*Problem description*: For the word "structured", count the lines in the records below that include it and give only that number.

*Task input*:
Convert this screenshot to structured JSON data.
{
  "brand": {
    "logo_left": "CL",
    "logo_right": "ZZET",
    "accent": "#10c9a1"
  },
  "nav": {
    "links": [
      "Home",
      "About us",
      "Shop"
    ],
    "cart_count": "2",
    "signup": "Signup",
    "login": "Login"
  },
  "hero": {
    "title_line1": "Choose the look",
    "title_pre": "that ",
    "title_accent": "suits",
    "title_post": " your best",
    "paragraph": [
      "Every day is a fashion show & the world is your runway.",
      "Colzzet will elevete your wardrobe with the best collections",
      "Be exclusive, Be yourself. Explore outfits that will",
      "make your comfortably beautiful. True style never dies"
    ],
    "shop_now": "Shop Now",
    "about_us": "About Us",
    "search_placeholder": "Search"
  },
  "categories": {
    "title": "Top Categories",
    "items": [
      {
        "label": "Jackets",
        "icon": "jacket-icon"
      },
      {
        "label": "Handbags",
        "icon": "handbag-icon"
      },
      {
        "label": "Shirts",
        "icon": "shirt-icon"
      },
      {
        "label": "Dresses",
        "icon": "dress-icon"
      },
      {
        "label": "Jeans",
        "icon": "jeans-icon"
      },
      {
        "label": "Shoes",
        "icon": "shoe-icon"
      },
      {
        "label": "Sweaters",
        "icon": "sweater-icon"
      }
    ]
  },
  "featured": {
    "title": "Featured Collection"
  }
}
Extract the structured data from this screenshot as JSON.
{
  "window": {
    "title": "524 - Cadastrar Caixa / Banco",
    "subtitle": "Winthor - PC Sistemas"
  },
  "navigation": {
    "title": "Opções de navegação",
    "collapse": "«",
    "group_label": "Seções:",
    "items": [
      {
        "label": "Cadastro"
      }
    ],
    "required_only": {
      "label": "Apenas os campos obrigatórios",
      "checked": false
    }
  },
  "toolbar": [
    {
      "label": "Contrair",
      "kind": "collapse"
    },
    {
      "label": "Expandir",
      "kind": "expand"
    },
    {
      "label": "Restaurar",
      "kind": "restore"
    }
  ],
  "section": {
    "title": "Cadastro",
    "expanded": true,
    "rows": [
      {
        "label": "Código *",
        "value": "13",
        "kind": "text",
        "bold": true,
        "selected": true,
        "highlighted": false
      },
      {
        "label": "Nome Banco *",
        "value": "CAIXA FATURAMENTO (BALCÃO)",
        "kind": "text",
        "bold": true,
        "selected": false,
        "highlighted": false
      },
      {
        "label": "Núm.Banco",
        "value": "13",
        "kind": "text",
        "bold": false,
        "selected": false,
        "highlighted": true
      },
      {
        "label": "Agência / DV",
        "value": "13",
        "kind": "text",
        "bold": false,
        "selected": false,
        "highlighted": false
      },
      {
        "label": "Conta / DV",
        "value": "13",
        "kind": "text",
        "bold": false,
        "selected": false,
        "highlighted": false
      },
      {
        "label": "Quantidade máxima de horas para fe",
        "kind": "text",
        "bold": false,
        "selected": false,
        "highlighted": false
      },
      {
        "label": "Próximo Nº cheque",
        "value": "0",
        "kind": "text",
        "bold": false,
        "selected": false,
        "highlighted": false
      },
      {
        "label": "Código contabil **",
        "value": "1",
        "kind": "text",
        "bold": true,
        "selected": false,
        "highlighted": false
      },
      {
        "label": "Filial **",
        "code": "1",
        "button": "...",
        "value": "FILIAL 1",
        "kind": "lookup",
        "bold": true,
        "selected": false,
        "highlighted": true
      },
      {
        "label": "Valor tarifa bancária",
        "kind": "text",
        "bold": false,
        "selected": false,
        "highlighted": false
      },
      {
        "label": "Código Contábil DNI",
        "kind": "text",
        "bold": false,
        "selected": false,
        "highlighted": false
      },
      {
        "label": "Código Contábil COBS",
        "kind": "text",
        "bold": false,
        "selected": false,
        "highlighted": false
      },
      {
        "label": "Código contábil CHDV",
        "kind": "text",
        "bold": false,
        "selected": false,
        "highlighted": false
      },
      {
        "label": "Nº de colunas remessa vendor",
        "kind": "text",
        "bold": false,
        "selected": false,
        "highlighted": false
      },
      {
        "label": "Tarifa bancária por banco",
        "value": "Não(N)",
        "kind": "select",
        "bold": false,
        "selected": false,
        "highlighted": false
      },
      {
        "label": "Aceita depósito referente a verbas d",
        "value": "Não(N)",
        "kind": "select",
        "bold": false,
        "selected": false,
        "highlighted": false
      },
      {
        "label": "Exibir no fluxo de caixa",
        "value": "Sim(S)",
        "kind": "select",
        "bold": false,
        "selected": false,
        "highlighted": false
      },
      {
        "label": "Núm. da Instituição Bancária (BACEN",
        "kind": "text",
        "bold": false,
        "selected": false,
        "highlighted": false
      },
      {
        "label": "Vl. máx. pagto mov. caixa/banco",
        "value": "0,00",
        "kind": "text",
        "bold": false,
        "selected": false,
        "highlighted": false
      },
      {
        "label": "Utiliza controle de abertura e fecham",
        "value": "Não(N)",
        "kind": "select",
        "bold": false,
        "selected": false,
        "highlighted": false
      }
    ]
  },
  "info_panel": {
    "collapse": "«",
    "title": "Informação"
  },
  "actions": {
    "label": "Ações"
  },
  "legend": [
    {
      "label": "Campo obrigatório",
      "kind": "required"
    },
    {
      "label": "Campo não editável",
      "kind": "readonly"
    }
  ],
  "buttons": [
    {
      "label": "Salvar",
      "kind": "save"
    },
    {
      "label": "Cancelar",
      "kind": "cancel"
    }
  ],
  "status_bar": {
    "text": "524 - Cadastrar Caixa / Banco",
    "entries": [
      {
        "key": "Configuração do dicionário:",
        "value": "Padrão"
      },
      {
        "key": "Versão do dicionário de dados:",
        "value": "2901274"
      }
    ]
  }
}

*Written response*: 2